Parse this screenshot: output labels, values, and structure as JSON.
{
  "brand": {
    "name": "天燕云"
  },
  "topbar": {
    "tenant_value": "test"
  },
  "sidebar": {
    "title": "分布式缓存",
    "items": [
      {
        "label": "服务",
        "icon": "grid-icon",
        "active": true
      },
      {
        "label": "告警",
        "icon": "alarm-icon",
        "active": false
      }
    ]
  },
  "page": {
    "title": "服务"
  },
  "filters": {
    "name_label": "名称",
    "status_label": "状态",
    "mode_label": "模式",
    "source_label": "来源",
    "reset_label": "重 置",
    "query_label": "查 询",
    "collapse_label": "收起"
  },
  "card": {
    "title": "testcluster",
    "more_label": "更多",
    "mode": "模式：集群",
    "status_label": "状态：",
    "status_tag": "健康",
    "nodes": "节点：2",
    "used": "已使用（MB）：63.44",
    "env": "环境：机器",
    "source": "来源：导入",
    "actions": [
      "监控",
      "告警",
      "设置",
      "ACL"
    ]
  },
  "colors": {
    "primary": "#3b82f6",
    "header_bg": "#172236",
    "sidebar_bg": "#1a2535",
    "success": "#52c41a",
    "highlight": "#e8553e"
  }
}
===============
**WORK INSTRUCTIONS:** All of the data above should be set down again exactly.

**YOUR SOLUTION:**
Parse this screenshot: output labels, values, and structure as JSON.
{
  "brand": {
    "name": "天燕云"
  },
  "topbar": {
    "tenant_value": "test"
  },
  "sidebar": {
    "title": "分布式缓存",
    "items": [
      {
        "label": "服务",
        "icon": "grid-icon",
        "active": true
      },
      {
        "label": "告警",
        "icon": "alarm-icon",
        "active": false
      }
    ]
  },
  "page": {
    "title": "服务"
  },
  "filters": {
    "name_label": "名称",
    "status_label": "状态",
    "mode_label": "模式",
    "source_label": "来源",
    "reset_label": "重 置",
    "query_label": "查 询",
    "collapse_label": "收起"
  },
  "card": {
    "title": "testcluster",
    "more_label": "更多",
    "mode": "模式：集群",
    "status_label": "状态：",
    "status_tag": "健康",
    "nodes": "节点：2",
    "used": "已使用（MB）：63.44",
    "env": "环境：机器",
    "source": "来源：导入",
    "actions": [
      "监控",
      "告警",
      "设置",
      "ACL"
    ]
  },
  "colors": {
    "primary": "#3b82f6",
    "header_bg": "#172236",
    "sidebar_bg": "#1a2535",
    "success": "#52c41a",
    "highlight": "#e8553e"
  }
}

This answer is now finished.